Input for this task
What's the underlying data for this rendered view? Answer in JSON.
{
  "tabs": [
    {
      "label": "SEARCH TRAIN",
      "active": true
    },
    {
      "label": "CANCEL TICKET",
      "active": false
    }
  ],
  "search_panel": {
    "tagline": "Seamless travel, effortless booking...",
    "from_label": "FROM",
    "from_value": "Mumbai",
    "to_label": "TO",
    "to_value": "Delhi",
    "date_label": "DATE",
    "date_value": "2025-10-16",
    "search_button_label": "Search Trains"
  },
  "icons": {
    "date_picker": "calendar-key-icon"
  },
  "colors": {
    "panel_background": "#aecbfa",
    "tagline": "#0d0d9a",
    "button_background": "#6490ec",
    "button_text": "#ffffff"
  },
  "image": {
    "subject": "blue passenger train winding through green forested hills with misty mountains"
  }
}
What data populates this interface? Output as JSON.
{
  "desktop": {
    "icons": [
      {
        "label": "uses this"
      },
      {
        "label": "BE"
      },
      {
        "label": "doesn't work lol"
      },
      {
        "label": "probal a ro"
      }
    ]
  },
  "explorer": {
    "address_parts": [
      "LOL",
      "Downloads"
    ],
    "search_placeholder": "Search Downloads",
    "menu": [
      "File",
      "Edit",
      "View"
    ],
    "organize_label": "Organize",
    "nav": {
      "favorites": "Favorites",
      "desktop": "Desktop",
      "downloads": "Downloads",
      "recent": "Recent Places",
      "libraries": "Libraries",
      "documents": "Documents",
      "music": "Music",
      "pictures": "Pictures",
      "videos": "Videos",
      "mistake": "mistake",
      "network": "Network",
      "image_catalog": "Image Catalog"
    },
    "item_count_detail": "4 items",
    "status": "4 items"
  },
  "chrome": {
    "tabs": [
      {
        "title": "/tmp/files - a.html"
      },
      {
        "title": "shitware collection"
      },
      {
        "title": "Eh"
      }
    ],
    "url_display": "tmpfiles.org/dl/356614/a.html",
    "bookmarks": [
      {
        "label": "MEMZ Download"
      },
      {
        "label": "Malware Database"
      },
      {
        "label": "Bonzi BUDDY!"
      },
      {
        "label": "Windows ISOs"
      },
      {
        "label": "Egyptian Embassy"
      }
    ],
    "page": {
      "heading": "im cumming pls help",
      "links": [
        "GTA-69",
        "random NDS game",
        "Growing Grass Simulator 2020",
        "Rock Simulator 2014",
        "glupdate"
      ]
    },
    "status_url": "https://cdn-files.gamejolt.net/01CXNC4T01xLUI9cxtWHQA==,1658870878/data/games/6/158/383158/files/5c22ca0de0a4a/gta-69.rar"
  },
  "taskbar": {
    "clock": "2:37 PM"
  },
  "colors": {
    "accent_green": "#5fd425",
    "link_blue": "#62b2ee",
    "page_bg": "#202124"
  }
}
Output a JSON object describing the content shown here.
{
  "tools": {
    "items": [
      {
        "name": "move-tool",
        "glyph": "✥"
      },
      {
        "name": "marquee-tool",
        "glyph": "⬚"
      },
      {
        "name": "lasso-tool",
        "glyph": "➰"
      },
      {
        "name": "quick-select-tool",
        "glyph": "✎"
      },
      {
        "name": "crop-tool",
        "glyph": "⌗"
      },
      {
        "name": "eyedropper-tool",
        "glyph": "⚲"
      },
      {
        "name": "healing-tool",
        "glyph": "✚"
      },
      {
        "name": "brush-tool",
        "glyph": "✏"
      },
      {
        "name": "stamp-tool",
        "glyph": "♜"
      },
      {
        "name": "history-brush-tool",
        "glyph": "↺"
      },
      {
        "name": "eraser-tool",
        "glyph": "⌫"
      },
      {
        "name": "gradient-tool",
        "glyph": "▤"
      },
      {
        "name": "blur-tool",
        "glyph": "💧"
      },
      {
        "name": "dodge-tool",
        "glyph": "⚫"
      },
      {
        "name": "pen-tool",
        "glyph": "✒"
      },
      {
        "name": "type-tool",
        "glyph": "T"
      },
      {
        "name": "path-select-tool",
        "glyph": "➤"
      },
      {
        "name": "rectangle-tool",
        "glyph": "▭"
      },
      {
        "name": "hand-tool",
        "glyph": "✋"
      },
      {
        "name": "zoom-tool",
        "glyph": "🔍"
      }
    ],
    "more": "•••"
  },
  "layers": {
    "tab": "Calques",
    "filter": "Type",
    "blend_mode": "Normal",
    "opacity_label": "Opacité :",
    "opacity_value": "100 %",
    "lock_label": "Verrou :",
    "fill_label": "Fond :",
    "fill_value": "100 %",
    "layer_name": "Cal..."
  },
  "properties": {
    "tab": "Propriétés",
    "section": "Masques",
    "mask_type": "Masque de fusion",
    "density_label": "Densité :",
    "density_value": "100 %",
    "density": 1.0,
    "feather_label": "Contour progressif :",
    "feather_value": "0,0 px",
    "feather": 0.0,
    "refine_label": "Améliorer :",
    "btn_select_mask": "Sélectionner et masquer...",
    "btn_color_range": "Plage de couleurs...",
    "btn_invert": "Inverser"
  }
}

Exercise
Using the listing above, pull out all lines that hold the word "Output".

Expected answer
What data populates this interface? Output as JSON.
Output a JSON object describing the content shown here.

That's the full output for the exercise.